  • October 22, 1986

    Meeting Minutes of the Politburo of the CC CPSU, Regarding the Aftermath of the Reykjavik US-Soviet summit

    The Politburo discusses what to do after the failure of the Reykjavik summit over Reagan's insistence on preserving the right to continue the SDI or "Star Wars" project, as well as the subsequent expulsion of Soviet diplomats from the US. In the angry, bitter meeting Gorbachev decides on the removal of 250 Soviets working in service positions at the U.S. Embassy in Moscow.

  • November 13, 1986

    CPSU CC Politburo Meeting Minutes (excerpt)

    CPSU CC Politburo transcript regarding attempts to find a solution to the Afghan war and bring resolution to the conflict.

  • May, 1987

    Plan of Negotiations between M.S. Gorbachev and the President of the United States of America, R. Reagan before the first trip to Washington

    Soviet plan for negotiations between Gorbachev and Reagan. Topics covered include peacemaking efforts in the Near East, nuclear limitation, and the issue of Afghanistan.

  • November 24, 1987

    Ministry of Foreign Affairs, 'East-West relations'

    An analysis of the state of East-West relations. The document covers US-USSR relations, CSCE, euro-Soviet relations, and USSR internal developments.

  • November 25, 1987

    Telegram by Permanent Representative to NATO Fulci to Ministry of Foreign Affairs, 'Atlantic Council. Consultations with Secretary of State Shultz'

    Summary of the discussions between Secretary of State Shultz and Minister of Foreign Affairs Shevardnadze in preparation for the Washington Summit. Shultz confirms that a joint working text has been produced and the preprations for signing the INF treaty in Washington are well underway.

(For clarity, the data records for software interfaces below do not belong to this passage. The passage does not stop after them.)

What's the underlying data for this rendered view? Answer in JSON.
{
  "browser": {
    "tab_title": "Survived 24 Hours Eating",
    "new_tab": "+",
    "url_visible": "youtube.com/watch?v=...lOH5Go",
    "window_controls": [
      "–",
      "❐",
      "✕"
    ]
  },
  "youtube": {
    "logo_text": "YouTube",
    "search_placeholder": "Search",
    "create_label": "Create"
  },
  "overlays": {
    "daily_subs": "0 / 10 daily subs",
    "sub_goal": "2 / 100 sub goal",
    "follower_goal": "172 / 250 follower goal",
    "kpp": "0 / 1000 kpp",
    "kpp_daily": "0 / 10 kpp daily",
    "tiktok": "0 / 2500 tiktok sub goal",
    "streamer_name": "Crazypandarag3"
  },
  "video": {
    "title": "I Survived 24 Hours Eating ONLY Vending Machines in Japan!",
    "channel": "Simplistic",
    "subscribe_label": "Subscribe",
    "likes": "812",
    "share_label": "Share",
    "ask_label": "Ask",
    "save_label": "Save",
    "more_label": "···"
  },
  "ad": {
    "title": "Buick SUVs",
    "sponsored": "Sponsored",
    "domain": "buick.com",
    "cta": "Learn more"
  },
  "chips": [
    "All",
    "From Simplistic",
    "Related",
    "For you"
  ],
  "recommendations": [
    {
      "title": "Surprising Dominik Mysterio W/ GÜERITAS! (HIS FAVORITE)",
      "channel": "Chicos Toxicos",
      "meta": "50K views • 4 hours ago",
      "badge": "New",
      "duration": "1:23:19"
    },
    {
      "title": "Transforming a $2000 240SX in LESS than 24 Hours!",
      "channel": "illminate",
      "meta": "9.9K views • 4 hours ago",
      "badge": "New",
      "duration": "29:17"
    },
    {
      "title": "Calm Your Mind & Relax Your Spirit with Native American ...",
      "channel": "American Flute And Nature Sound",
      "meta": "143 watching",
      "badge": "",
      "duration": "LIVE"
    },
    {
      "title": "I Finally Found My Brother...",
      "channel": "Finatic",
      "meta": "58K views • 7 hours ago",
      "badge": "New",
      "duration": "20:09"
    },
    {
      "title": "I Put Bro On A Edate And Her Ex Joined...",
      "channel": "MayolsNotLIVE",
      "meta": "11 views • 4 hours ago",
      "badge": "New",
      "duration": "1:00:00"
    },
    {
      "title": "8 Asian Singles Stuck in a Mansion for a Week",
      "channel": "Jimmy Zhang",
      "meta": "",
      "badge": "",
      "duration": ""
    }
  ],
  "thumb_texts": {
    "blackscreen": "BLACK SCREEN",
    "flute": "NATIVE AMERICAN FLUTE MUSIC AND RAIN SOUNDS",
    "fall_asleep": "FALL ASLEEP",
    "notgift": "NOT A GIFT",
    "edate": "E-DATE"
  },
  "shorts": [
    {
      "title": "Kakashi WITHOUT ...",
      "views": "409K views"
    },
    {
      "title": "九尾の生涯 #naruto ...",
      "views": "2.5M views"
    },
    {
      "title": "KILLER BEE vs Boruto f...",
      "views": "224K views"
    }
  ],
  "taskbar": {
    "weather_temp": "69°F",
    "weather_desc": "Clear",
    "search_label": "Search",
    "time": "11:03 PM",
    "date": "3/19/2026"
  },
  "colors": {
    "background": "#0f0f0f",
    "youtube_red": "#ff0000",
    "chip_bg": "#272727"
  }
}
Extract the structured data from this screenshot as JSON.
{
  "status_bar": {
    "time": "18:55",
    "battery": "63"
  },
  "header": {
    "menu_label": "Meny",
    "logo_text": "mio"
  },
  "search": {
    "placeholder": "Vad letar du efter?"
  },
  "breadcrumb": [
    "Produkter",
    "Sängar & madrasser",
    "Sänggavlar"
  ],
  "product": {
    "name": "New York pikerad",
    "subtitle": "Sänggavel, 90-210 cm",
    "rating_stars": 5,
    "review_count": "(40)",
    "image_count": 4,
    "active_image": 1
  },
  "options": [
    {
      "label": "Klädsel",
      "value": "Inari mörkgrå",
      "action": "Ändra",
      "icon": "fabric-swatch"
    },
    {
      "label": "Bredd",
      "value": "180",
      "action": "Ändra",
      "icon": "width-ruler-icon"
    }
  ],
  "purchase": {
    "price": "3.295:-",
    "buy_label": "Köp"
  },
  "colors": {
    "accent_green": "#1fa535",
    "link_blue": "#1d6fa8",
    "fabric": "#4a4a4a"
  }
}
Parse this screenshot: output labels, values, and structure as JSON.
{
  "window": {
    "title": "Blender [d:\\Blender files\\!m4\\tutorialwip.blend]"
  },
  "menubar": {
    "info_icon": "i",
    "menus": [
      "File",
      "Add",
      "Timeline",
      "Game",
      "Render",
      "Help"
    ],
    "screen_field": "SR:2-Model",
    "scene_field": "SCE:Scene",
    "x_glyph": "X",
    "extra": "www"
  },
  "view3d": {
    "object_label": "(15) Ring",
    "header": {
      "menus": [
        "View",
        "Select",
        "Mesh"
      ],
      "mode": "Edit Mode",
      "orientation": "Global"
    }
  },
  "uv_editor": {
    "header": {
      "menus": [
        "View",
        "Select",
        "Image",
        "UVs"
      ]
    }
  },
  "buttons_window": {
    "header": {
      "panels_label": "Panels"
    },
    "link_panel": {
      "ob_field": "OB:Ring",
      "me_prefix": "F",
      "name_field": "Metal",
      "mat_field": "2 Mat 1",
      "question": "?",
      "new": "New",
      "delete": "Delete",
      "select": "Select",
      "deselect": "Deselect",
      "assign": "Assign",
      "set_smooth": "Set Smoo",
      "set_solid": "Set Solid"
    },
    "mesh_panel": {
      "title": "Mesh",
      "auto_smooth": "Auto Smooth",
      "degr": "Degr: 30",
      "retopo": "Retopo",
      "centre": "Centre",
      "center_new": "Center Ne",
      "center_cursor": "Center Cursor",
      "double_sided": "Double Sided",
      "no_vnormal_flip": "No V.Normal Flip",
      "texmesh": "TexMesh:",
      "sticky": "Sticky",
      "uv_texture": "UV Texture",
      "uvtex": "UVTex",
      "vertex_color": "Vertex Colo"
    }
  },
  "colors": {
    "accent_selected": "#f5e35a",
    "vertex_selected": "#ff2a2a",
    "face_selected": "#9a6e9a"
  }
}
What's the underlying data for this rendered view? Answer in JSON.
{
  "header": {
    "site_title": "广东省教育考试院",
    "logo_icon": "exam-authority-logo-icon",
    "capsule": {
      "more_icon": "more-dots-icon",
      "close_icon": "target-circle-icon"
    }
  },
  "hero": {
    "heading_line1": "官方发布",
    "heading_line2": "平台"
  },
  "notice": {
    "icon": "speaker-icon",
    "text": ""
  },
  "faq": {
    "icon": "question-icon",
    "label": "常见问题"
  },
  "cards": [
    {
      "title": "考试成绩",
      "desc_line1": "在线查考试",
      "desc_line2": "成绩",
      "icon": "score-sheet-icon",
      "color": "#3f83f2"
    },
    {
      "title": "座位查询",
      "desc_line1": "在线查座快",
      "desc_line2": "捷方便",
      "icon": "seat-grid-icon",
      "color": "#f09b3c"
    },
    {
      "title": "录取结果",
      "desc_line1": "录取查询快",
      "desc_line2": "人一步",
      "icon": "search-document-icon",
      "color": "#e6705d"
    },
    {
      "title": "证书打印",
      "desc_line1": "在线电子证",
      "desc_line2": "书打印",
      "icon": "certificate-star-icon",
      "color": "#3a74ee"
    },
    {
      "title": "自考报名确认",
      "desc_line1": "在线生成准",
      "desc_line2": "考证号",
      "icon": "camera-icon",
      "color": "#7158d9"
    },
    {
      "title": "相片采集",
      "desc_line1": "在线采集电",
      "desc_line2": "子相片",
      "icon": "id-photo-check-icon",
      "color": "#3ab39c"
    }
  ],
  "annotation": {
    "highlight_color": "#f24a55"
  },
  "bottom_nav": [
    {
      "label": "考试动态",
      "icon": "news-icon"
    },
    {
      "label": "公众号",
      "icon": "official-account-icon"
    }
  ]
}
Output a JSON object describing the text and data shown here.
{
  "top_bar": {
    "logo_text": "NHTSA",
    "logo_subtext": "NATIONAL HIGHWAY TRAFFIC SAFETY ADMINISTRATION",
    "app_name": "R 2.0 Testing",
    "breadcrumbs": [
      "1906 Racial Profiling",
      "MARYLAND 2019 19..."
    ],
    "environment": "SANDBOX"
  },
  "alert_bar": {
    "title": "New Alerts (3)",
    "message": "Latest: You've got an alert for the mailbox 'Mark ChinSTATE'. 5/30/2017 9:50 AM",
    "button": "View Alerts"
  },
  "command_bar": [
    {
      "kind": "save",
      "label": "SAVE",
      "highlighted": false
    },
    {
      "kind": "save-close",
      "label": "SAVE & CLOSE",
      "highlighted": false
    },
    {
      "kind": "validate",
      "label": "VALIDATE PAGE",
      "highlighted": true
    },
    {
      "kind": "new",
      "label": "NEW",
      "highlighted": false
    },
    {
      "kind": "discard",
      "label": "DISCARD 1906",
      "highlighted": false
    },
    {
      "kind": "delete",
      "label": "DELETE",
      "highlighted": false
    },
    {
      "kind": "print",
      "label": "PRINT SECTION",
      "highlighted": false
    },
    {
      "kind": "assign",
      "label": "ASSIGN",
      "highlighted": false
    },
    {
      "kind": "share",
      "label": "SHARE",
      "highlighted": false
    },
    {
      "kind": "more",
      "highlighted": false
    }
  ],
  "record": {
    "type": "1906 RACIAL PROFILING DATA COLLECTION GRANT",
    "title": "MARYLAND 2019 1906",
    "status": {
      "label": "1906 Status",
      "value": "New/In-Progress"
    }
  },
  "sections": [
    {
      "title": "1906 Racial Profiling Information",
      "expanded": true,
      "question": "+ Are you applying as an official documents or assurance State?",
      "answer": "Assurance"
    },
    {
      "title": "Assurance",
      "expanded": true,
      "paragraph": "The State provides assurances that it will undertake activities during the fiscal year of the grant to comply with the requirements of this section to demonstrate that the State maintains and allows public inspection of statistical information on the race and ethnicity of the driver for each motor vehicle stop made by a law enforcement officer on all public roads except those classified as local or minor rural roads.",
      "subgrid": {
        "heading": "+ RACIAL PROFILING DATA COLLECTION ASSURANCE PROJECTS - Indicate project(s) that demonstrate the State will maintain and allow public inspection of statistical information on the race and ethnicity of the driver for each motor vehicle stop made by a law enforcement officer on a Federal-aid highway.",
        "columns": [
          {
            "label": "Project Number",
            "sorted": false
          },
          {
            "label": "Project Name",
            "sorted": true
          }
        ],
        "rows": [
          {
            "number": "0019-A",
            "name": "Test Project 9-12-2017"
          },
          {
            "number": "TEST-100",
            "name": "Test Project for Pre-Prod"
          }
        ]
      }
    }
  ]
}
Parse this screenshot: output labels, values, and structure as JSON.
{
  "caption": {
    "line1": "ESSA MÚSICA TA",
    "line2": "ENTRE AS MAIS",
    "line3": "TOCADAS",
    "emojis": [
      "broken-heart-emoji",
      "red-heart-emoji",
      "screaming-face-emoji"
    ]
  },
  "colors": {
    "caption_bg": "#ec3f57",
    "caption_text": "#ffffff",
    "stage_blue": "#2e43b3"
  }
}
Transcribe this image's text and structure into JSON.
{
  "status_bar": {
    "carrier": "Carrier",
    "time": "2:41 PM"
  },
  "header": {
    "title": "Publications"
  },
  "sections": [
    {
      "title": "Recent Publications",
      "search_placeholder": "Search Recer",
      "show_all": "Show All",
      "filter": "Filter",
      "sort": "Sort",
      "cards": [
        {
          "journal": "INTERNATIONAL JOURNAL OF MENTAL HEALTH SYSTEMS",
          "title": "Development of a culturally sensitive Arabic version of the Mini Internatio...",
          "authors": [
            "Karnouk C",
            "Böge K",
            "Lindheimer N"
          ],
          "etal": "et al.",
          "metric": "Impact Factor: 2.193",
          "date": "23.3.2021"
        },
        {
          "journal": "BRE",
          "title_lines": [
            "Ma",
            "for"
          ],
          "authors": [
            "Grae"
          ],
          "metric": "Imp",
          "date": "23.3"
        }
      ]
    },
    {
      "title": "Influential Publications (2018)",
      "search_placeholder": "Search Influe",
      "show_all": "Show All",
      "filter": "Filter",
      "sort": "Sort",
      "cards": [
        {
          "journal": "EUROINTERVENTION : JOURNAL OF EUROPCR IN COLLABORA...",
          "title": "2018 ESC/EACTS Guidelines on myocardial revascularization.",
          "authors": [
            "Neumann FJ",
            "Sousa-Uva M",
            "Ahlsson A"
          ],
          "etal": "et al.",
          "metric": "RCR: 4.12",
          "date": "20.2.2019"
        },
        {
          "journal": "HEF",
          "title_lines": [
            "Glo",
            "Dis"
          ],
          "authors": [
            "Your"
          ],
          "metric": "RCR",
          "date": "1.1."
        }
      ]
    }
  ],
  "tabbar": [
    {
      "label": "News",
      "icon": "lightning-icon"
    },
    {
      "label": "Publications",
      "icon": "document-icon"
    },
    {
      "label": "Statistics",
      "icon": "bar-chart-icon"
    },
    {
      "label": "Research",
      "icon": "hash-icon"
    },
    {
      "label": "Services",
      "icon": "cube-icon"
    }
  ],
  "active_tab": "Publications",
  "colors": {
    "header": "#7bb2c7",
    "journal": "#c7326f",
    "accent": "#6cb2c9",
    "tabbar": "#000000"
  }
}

  • November 25, 1987

    Telegram by Permanent Representative to NATO Fulci to Ministry of Foreign Affairs, 'Atlantic Council. Consultation with US Secretary of State Shultz in view of the US-USSR meeting to be held in Washington'

    Summary of the discussions between Secretary of State Shultz and Minister of Foreign Affairs Shevardnadze in preparation for the Washington Summit. Constructive talks focused on disarmament, human rights and bilateral relations.

  • December 11, 1987

    Telegram by Permanent Representative to NATO Fulci to Ministry of Foreign Affairs, 'Atlantic Council. US Secretary of State Shultz's presentation about the Reagan-Gorbachev meeting. Disarmament and arms control issues'

    The permanenent representative of Italy to NATO summarizes the presentation by Secretary of State Shultz following the signing of the INF treaty. Shultz presents the treaty as a great success, both in terms of its content, as well as a demonstration of Atlantic solidarity.

  • 1988

    Memo, Concerning Draft Agreement About the Observance of the ABM Treaty and Non-Withdrawal Period

    Memo describing Geneva negotiations between the United States and Soviet Union on the Anti-Ballistic Missile Treaty. The two sides disagreed on the restrictions of the non-withdrawal period and the testing of ABM components or sensors in space.

  • May 29, 1988

    Memorandum of Conversation, the President's First One-on-One Meeting with General Secretary Gorbachev

    Reagan and Gorbachev's first conversation during Reagan's 1988 visit to Moscow.

  • December 27, 1988

    Minutes of the Meeting of the Politburo of the Central Committee of the Communist Party of the Soviet Union (CPSU CC), (Excerpts)

    Minutes of the Meeting of the Politburo of the Central Committee of the Communist Party of the Soviet Union (CPSU CC), (Excerpts) regarding the change of presidency from Reagan to Bush, defense issues and international opinion of the imminent collapse of the Soviet Union

  • May 11, 1989

    Soviet Record of Conversation between M.S. Gorbachev and US Secretary of State J. Baker

    Gorbachev and Baker discuss cuts in tactical nuclear weapons.